Determination of petroleum ether extracts in flue-cured tobacco leaves by NIR combined with random frog wavelength selection method

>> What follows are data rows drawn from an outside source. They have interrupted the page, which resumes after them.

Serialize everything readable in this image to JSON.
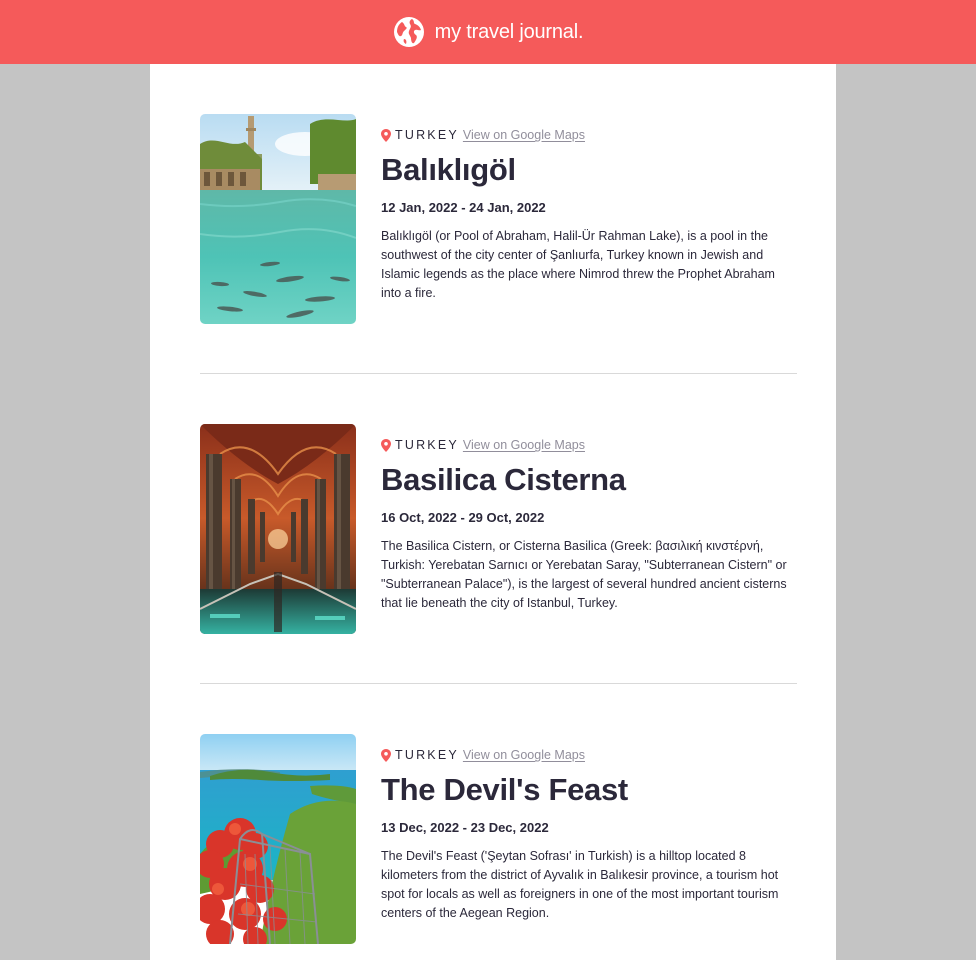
{
  "header": {
    "title": "my travel journal.",
    "icon": "globe-icon"
  },
  "accent": "#f55a5a",
  "entries": [
    {
      "country": "TURKEY",
      "map_link": "View on Google Maps",
      "place": "Balıklıgöl",
      "dates": "12 Jan, 2022 - 24 Jan, 2022",
      "description": "Balıklıgöl (or Pool of Abraham, Halil-Ür Rahman Lake), is a pool in the southwest of the city center of Şanlıurfa, Turkey known in Jewish and Islamic legends as the place where Nimrod threw the Prophet Abraham into a fire."
    },
    {
      "country": "TURKEY",
      "map_link": "View on Google Maps",
      "place": "Basilica Cisterna",
      "dates": "16 Oct, 2022 - 29 Oct, 2022",
      "description": "The Basilica Cistern, or Cisterna Basilica (Greek: βασιλική κινστέρνή, Turkish: Yerebatan Sarnıcı or Yerebatan Saray, \"Subterranean Cistern\" or \"Subterranean Palace\"), is the largest of several hundred ancient cisterns that lie beneath the city of Istanbul, Turkey."
    },
    {
      "country": "TURKEY",
      "map_link": "View on Google Maps",
      "place": "The Devil's Feast",
      "dates": "13 Dec, 2022 - 23 Dec, 2022",
      "description": "The Devil's Feast ('Şeytan Sofrası' in Turkish) is a hilltop located 8 kilometers from the district of Ayvalık in Balıkesir province, a tourism hot spot for locals as well as foreigners in one of the most important tourism centers of the Aegean Region."
    }
  ]
}
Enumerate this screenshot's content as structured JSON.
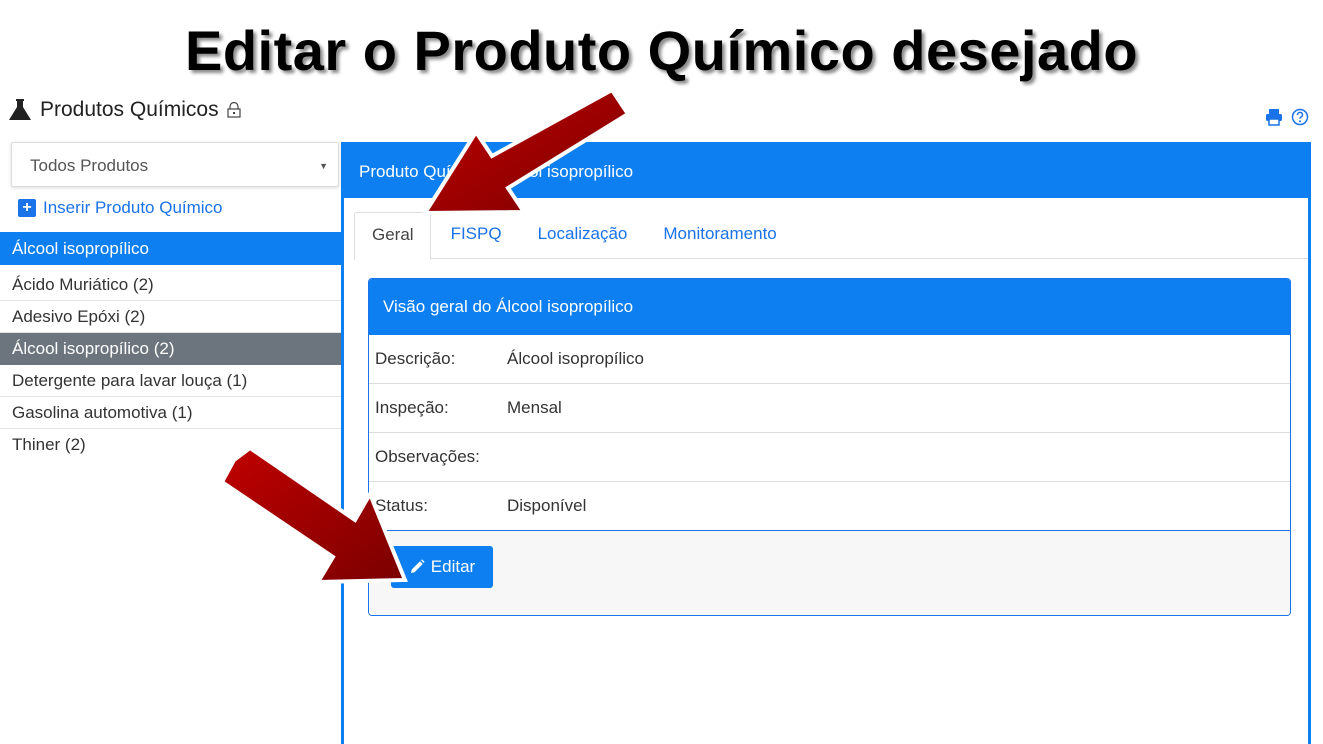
{
  "slide": {
    "title": "Editar o Produto Químico desejado"
  },
  "header": {
    "title": "Produtos Químicos"
  },
  "sidebar": {
    "filter_value": "Todos Produtos",
    "insert_label": "Inserir Produto Químico",
    "selected_name": "Álcool isopropílico",
    "items": [
      {
        "label": "Ácido Muriático (2)"
      },
      {
        "label": "Adesivo Epóxi (2)"
      },
      {
        "label": "Álcool isopropílico (2)"
      },
      {
        "label": "Detergente para lavar louça (1)"
      },
      {
        "label": "Gasolina automotiva (1)"
      },
      {
        "label": "Thiner (2)"
      }
    ]
  },
  "panel": {
    "title": "Produto Químico: Álcool isopropílico",
    "tabs": [
      {
        "label": "Geral"
      },
      {
        "label": "FISPQ"
      },
      {
        "label": "Localização"
      },
      {
        "label": "Monitoramento"
      }
    ],
    "card": {
      "title": "Visão geral do Álcool isopropílico",
      "rows": [
        {
          "label": "Descrição:",
          "value": "Álcool isopropílico"
        },
        {
          "label": "Inspeção:",
          "value": "Mensal"
        },
        {
          "label": "Observações:",
          "value": ""
        },
        {
          "label": "Status:",
          "value": "Disponível"
        }
      ],
      "edit_label": "Editar"
    }
  },
  "colors": {
    "primary": "#0d7ff0",
    "active_item": "#6c757d",
    "arrow": "#a00000"
  },
  "icons": [
    "flask-icon",
    "lock-icon",
    "print-icon",
    "help-icon",
    "plus-icon",
    "pencil-icon",
    "dropdown-caret-icon"
  ]
}
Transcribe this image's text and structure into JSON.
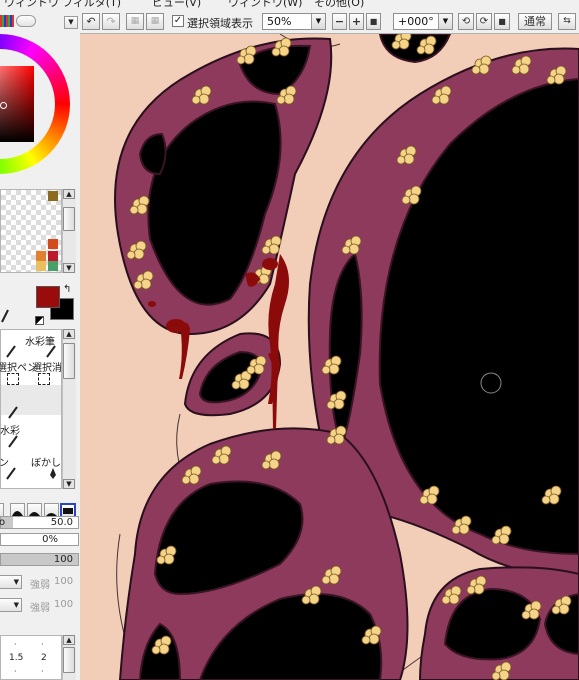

In order to improve the prediction accuracy and model stability for quantitative calibration in near infrared spectroscopy, the random frog wavelength selection method combined with partial least squares (PLS) was employed to establish the prediction model of near infrared spectra for petroleum ether extracts in flue-cured tobacco leaves from various geographical regions. A combination of the standard normal variate and the first derivative was selected as the spectral pre-treatment method. The samples were subdivided into a calibration set (285 samples) and a validation set (95 samples) according to 3:1 by the Kennard-Stone (KS) algorithm. The random frog method was used for spectral variable selection. The partial least squares regression (PLSR) calibration models were established to predict the content of petroleum ether extracts, and compared with the results of full spectra. The results showed that better prediction was obtained by the random frog method compared to full spectra PLS modelling, moving window PLSR (MW-PLSR) and Monte-Carlo uninformative variable elimination PLSR (MC-UVEPLSR). The determination coefficient of calibration set (R2), root mean square error of cross validation (RMSECV), determination coefficient of validation set (r2) and root mean square error of prediction (RMSEP) were used to evaluate the quality of the model. R2, RMSECV, r2 and RMSEP of the full spectrum PLS model were 0.9902, 0.0896 %, 0.8573, and 0.3415 %, respectively. While R2, RMSECV, r2 and RMSEP of the random frog PLS model were 0.9934, 0.0830 %, 0.9700 and 0.1547 %, respectively. The result showed that using a variable selection method such as the random frog method could effectively select the characteristic wavelengths of NIR spectrum to improve the model applicability and robustness. The proposed method could effectively simplify the model and was suitable for fast and reliable determination of petroleum ether extracts in flue-cured tobacco leaves.